AH, the memories that find me now my hair is turning gray,
Drifting in like painted butterflies from paddocks far away;
Dripping dainty wings in fancy—and the pictures, fading fast,
Stand again in rose and purple in the album of the past.
There’s the old slab dwelling dreaming by the wistful, watchful trees,
Where the coolabahs are listening to the stories of the breeze;
There’s a homely welcome beaming from its big, bright friendly eyes,
With The Sugarloaf behind it blackened in against the skies;
There’s the same dear happy circle round the boree’s cheery blaze
With a little Irish mother telling tales of other days.
She had one sweet, holy custom which I never can forget,
And a gentle benediction crowns her memory for it yet;
I can see that little mother still and hear her as she pleads,
“Now it’s getting on to bed-time; all you childer get your beads.”
There were no steel-bound conventions in that old slab dwelling free;
Only this—each night she lined us up to say the Rosary;
E’en the stranger there, who stayed the night upon his journey, knew
He must join the little circle, ay, and take his decade too.
I believe she darkly plotted, when a sinner hove in sight

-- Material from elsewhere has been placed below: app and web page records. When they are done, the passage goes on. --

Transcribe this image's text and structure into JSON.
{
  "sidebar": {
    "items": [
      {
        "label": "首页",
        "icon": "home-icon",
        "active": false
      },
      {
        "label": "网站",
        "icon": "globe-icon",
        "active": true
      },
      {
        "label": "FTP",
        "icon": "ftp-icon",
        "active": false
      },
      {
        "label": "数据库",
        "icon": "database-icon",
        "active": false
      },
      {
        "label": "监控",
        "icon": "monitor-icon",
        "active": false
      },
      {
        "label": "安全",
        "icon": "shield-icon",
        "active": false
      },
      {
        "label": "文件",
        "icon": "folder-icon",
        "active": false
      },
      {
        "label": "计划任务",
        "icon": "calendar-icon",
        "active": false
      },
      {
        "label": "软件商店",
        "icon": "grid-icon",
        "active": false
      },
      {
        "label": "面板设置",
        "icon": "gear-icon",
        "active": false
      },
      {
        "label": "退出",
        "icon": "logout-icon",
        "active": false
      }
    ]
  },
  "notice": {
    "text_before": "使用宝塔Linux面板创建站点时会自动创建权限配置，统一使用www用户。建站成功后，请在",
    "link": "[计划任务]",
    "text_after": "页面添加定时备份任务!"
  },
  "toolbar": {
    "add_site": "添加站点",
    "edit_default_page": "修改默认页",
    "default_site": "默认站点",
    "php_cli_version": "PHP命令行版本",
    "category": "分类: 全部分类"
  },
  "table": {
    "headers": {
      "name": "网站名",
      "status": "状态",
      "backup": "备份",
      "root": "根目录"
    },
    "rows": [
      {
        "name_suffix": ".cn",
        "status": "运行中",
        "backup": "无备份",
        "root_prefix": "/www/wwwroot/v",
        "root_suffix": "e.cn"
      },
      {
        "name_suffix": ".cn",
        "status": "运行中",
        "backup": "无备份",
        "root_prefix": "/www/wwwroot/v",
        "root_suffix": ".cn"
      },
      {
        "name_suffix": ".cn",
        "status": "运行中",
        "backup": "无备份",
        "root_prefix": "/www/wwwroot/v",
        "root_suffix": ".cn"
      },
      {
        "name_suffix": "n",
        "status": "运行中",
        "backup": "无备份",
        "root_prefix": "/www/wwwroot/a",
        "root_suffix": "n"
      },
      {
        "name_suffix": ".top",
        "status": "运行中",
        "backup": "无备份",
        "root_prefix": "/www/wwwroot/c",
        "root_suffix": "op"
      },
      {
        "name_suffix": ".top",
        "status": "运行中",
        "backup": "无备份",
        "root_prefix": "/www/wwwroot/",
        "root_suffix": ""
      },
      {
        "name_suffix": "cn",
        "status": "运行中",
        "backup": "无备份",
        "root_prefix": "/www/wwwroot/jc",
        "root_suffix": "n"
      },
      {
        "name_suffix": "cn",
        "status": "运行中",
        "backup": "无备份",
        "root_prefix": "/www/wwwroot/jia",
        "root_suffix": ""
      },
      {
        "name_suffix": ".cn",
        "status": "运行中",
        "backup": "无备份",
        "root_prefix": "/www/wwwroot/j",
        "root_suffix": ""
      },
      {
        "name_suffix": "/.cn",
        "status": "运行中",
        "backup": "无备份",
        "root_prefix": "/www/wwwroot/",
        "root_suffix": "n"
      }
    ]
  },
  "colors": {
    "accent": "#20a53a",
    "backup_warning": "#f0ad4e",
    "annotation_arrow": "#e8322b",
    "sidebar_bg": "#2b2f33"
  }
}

Who was known to say no prayer at all, to make him stay the night.
Then we’d softly gather round her, and we’d speak in accents low,
And pray like Sainted Dominic so many years ago;
And the little Irish mother’s face was radiant, for she knew
That “where two or three are gathered” He is gathered with them too.
O’er the paters and the aves how her reverent head would bend!
How she’d kiss the cross devoutly when she counted to the end!
And the visitor would rise at once, and brush his knees—and then
He’d look very, very foolish as he took the boards again.
She had other prayers to keep him. They were long, long prayers in truth;
And we used to call them “Trimmin’s” in my disrespectful youth.
She would pray for kith and kin, and all the friends she’d ever known,
Yes, and everyone of us could boast a “trimmin”’ all his own.
She would pray for all our little needs, and every shade of care
That might darken o’er The Sugarloaf, she’d meet it with a prayer.
She would pray for this one’s “sore complaint,” or that one’s “hurted hand,”
Or that someone else might make a deal and get “that bit of land”;
Or that Dad might sell the cattle well, and seasons good might rule,
So that little John, the weakly one, might go away to school.
There were trimmin’s, too, that came and went; but ne’er she closed without
Adding one for something special “none of you must speak about.”
Gentle was that little mother, and her wit would sparkle free,
But she’d murder him who looked around while at the Rosary:
And if perchance you lost your beads, disaster waited you,
For the only one she’d pardon was “himself”—because she knew
He was hopeless, and ’twas sinful what excuses he’d invent,
So she let him have his fingers, and he cracked them as he went,
And, bedad, he wasn’t certain if he’d counted five or ten,
Yet he’d face the crisis bravely, and would start around again;
But she tallied all the decades, and she’d block him on the spot,
With a “Glory, Daddah, Glory!” and he’d “Glory” like a shot.
She would portion out the decades to the company at large;
But when she reached the trimmin’s she would put herself in charge;
And it oft was cause for wonder how she never once forgot,
But could keep them in their order till she went right through the lot.
For that little Irish mother’s prayers embraced the country wide;
If a neighbour met with trouble, or was taken ill, or died,
We could count upon a trimmin’—till, in fact, it got that way
That the Rosary was but trimmin’s to the trimmin’s we would say.
Then “himself” would start keownrawning1—for the public good, we thought—
“Sure you’ll have us here till mornin’. Yerra, cut them trimmin’s short!”
But she’d take him very gently, till he softened by degrees—
“Well, then, let us get it over. Come now, all hands to their knees.”
So the little Irish mother kept her trimmin’s to the last,
Every growing as the shadows o’er the old selection passed;
And she lit our drab existence with her simple faith and love,
And I know the angels lingered near to bear her prayers above,
For her children trod the path she trod, nor did they later spurn
To impress her wholesome maxims on their children in their turn.
Ay, and every “sore complaint” came right, and every “hurted hand”;
And we made a deal from time to time, and got “that bit of land”;
And Dad did sell the cattle well; and little John, her pride,
Was he who said the Mass in black the morning that she died;
So her gentle spirit triumphed—for ’twas this, without a doubt,
Was the very special trimmin’ that she kept so dark about.
. . . . .
But the years have crowded past us, and the fledglings all have flown,
And the nest beneath The Sugarloaf no longer is their own;
For a hand has written “finis” and the book is closed for good—
Here’s a stately red-tiled mansion where the old slab dwelling stood;
There the stranger has her “evenings,” and the formal supper’s spread,
But I wonder has she “trimmin’s” now, or is the Rosary said?
Ah, those little Irish mothers passing from us one by one!
Who will write the noble story of the good that they have done?
All their children may be scattered, and their fortunes windwards hurled,
But the Trimmin’s on the Rosary will bless them round the world.